The answer must consist of every line from the entries below that contains the word "homepage".

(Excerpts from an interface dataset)
'''

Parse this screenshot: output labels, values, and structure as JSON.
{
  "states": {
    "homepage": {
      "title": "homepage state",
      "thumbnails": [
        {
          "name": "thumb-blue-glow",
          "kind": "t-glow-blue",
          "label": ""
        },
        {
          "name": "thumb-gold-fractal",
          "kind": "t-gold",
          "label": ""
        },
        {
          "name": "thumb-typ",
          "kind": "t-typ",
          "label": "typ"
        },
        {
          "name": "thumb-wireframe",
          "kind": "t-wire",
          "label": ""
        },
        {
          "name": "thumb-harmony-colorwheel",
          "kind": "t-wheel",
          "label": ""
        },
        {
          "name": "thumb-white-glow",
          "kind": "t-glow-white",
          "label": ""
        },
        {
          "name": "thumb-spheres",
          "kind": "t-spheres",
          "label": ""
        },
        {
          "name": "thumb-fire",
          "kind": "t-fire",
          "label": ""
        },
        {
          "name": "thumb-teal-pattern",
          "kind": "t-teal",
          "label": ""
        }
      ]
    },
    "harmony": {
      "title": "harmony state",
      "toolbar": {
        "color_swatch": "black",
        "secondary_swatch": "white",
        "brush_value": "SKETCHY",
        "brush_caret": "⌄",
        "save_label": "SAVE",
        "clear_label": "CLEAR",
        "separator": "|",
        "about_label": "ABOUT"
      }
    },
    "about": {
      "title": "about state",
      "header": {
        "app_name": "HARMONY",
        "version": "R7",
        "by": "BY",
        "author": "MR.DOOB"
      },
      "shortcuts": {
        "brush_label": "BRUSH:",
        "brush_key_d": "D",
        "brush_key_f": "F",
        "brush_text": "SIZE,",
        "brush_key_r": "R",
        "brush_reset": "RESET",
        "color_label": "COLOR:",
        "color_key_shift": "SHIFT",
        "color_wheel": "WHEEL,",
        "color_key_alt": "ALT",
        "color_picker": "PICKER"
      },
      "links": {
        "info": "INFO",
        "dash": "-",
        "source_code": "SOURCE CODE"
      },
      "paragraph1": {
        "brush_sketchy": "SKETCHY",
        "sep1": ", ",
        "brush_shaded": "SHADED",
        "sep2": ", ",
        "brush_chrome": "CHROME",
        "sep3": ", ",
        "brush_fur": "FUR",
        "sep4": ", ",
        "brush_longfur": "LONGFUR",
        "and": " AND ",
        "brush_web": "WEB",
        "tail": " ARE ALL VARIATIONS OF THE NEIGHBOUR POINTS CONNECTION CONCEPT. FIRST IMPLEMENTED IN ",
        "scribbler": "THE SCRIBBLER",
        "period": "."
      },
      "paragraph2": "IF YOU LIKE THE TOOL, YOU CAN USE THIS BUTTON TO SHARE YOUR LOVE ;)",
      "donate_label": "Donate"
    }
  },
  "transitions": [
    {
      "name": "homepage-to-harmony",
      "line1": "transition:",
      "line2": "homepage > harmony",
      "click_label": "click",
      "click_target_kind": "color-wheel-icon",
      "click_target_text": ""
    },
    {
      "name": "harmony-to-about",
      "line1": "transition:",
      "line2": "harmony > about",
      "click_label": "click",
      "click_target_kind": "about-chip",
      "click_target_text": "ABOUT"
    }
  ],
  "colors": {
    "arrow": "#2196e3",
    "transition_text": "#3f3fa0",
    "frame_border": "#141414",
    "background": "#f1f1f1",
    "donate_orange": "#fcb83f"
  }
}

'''

__Written answer__:
    "homepage": {
      "title": "homepage state",
      "name": "homepage-to-harmony",
      "line2": "homepage > harmony",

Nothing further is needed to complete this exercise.